The recollections of their journey are intermittently burnished with interviews telling lived experiences of the area; a sailor describes how the ‘the sea becomes a wall’ and other mind-bending distortions that the banality of shipping life can bring, the child of one of the WW2 operatives at Broadsea, his mother’s secret history as a war hero erased until her own unravelling mind relayed it to the nursing home staff aiding her final days, and ending with an archaeologist’s description of the intricacies of the Sutton Hoo ship burial. These both serve to ground the piece, to take the focus away from the external observer, yet they appear like apparitions within the expanses Fisher’s measured speech.
Groynes sculpted by sea and air are the modernist rock formations that grace the cover – the weirdness of modernism is the shock of the new, an instinctive revulsion toward change in paradigm but in time as they are reclaimed by vegetation and eroded by the sea they gain the allure of the eerie, that which is an invader from another age. This becomes the backdrop for a discussion of M.R James’ Felixstowe based ghost story Whistle, and I’ll come to you lad. The narrators also recollect their watching the 1968 TV version (also shot in that location) with the sound off, and Brian Eno‘s On Land playing, Eno himself lived in the area and many of the tracks titles are local landmarks such as Lizards Pont adding an extra disjointed layer to the timeline as well as inspiring the title of On Vanishing Land itself. There are further discussions on LP Hartley’s The Go-Between and Picnic at Hanging Rock tying them together with the eerie and its layering with the landscape. ‘The eerie is an incursion of the unknown into a silence, an emptiness, a gap’.
The arrival at Sutton Hoo – ship burials containing artefacts from around Europe dating from 3000BC – suggests a distant past should not be viewed as a simpler place or a Utopia.’ It is important to be neither romantic or condescending’ toward this, citing the example of a similar burial rite involving the rape and murder of a young girl.
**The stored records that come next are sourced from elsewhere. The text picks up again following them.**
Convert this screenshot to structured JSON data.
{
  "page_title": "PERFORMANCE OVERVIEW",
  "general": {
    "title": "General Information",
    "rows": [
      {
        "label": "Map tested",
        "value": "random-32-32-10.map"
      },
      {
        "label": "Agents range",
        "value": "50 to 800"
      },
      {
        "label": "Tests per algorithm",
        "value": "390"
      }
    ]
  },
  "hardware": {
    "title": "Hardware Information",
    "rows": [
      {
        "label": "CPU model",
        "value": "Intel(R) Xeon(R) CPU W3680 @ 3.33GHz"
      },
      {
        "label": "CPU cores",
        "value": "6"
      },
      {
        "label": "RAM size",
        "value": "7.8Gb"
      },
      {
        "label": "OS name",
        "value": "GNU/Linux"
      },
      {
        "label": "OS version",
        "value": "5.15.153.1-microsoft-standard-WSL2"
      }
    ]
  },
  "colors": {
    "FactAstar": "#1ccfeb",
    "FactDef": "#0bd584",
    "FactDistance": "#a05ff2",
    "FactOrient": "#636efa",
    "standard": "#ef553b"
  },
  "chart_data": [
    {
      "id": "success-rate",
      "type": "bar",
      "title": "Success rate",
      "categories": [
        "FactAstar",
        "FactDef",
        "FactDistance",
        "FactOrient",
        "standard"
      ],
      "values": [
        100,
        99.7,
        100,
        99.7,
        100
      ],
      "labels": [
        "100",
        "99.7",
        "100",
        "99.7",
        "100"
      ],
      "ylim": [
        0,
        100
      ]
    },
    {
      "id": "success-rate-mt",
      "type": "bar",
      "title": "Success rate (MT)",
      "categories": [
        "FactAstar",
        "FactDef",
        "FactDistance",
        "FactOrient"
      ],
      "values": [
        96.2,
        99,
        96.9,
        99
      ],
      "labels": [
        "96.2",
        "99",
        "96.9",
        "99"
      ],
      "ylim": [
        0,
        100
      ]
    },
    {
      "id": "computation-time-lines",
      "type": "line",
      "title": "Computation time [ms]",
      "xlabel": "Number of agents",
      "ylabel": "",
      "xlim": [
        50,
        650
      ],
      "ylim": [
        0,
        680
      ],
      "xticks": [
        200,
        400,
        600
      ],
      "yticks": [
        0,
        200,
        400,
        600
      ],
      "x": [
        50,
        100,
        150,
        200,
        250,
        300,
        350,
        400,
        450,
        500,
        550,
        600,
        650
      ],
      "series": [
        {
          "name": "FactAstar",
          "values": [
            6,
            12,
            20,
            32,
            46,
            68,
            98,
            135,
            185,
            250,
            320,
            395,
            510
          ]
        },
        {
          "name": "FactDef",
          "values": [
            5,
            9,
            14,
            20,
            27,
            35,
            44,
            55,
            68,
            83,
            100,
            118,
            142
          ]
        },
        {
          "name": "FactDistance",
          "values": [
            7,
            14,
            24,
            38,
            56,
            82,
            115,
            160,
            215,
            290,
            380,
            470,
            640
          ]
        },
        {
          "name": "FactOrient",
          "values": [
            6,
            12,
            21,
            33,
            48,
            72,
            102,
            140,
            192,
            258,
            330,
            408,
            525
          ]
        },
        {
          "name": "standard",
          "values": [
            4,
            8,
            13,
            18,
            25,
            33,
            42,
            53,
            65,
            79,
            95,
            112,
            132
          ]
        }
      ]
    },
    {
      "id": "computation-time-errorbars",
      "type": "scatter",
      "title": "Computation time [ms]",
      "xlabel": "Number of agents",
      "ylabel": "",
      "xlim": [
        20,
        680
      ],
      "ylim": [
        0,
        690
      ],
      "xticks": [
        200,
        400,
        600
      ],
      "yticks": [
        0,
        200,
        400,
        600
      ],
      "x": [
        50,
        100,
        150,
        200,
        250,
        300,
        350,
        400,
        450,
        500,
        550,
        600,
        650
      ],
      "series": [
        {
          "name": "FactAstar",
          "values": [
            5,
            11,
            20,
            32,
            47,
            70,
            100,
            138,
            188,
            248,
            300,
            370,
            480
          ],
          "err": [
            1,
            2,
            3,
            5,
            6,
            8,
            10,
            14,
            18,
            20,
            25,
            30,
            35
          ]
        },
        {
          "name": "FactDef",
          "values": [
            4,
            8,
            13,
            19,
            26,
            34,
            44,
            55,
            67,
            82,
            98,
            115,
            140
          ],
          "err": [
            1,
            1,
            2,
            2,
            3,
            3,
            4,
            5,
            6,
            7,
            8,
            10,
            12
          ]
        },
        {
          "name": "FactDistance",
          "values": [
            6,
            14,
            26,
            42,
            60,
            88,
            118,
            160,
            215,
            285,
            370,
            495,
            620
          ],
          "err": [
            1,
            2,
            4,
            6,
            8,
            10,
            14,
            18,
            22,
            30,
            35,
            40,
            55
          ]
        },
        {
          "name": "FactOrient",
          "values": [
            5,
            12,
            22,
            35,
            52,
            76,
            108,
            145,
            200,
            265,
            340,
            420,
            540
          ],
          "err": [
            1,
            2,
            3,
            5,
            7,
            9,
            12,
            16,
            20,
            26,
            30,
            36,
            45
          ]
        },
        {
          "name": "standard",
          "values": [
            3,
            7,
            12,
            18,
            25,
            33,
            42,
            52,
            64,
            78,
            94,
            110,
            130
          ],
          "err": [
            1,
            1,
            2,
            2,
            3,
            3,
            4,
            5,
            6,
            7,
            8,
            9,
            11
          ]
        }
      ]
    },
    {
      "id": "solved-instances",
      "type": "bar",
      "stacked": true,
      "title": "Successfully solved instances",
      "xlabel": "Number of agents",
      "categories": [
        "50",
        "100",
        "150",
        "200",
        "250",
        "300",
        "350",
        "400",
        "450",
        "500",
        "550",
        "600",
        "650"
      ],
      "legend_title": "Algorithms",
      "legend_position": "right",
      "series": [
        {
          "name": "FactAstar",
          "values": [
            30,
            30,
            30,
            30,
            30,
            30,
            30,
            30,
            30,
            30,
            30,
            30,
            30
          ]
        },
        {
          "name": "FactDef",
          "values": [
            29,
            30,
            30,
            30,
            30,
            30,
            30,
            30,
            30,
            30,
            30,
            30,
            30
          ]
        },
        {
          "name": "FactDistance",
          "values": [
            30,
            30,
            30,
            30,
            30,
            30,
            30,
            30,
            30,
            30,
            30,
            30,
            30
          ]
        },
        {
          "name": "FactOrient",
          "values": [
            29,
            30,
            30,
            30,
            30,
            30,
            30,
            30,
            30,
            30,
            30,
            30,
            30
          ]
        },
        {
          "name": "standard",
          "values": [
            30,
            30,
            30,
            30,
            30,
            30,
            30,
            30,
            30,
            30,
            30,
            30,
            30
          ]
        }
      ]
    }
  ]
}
I found myself reminded of the traumatic rape scenes in David Gladwell’s folk-horror Requiem for a Village which while offering similar criticism of a culture of building and expansion also warned of the dangers of a pastoral nostalgia, it becomes all too easy to forget the violence and cruelty that dwells in our lands past.
The sad situation in which Mark Fisher lost his battle with depression more than two years ago can’t help but colour one’s listening and air of defeat hangs over much of the proceedings, especially when dealing with the human cost of capital. The enduring feeling is as in much of their past work is that the invisible forces of power and culture that control our realities are densely layered but often paper-thin, and the more we unravel these, the more we have the tools to change them. It is as relevant now as when it debuted, Justin sums it up it best:
to a great extent, it concerns aspects of the world which run deeper than the empirical in the usual sense of this concept. The planet is a sublime terrain of turbulent forces, and within the part of the planet that is the human world (but not defining the human world), there is a pervasive, ongoing disaster. ‘Landscape alienation’ is a good term: we need to attune ourselves to the spheroambient landscapes/skyscapes that surround us, and this is inseparable from saying that we need to wake our faculties, starting from the faculty of perception. Moreover, I think it is invaluable to start from places and the worlds of stories and music because these will transform your concepts, initiating a process of concept-creation; and, most importantly, because together they have surprising ways of taking you to the Futural terrains that have always existed beyond ordinary reality.